### Task statement
Where the records below have a line with "element", that line is to be copied.

### Available data

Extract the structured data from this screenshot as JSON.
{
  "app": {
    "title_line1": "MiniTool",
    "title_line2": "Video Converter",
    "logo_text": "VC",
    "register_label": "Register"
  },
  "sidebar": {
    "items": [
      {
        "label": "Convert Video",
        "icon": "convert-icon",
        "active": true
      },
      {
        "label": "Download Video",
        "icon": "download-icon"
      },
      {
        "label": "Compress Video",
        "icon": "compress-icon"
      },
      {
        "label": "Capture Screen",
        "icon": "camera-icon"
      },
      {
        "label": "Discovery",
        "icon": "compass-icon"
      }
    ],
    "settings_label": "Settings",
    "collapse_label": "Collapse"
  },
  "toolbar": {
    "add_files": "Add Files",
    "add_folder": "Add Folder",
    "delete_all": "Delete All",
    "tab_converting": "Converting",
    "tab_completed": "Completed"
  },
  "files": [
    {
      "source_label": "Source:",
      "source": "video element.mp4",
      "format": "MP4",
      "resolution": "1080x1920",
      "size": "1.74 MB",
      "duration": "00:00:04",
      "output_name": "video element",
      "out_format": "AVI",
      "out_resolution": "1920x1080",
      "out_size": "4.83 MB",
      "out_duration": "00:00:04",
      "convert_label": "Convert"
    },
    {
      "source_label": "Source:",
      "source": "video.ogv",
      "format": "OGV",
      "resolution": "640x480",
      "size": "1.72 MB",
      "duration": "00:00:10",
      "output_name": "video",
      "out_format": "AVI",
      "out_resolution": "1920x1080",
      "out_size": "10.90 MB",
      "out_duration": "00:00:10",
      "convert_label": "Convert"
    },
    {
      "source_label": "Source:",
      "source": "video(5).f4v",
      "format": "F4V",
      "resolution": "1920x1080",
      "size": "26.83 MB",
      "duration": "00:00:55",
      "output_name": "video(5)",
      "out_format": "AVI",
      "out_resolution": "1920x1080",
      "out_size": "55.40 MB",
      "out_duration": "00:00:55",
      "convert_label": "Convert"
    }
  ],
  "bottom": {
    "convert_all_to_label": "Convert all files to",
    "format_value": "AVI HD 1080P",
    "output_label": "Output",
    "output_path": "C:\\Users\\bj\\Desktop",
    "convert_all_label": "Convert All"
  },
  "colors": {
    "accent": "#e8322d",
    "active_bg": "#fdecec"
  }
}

### Exercise result
      "source": "video element.mp4",
      "output_name": "video element",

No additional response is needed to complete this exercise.